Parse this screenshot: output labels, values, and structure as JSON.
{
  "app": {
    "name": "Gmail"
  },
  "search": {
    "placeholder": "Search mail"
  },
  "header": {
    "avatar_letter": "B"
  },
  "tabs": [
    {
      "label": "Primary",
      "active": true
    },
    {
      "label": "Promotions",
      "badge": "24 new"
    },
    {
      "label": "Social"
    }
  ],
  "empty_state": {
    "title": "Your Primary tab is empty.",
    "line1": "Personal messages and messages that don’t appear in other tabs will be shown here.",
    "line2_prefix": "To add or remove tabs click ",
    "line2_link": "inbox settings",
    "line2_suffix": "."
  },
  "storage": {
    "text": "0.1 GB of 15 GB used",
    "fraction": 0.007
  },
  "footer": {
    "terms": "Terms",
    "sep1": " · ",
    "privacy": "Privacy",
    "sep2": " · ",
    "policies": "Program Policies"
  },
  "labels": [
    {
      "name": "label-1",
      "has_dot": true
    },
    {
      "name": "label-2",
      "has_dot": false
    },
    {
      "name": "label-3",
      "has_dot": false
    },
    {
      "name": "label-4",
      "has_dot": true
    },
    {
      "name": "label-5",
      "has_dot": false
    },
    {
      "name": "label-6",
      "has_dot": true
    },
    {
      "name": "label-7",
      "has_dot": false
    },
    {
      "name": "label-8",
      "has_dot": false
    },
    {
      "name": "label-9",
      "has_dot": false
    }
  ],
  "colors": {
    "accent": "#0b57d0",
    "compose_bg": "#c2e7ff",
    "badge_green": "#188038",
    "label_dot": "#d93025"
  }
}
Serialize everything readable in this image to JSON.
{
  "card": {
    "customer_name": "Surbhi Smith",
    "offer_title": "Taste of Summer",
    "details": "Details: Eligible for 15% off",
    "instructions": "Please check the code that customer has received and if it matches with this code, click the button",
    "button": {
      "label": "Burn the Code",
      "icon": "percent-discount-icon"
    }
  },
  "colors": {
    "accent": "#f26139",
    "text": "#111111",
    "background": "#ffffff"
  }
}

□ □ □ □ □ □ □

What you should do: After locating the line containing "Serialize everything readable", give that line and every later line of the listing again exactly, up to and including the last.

Response to this exercise:
Serialize everything readable in this image to JSON.
{
  "card": {
    "customer_name": "Surbhi Smith",
    "offer_title": "Taste of Summer",
    "details": "Details: Eligible for 15% off",
    "instructions": "Please check the code that customer has received and if it matches with this code, click the button",
    "button": {
      "label": "Burn the Code",
      "icon": "percent-discount-icon"
    }
  },
  "colors": {
    "accent": "#f26139",
    "text": "#111111",
    "background": "#ffffff"
  }
}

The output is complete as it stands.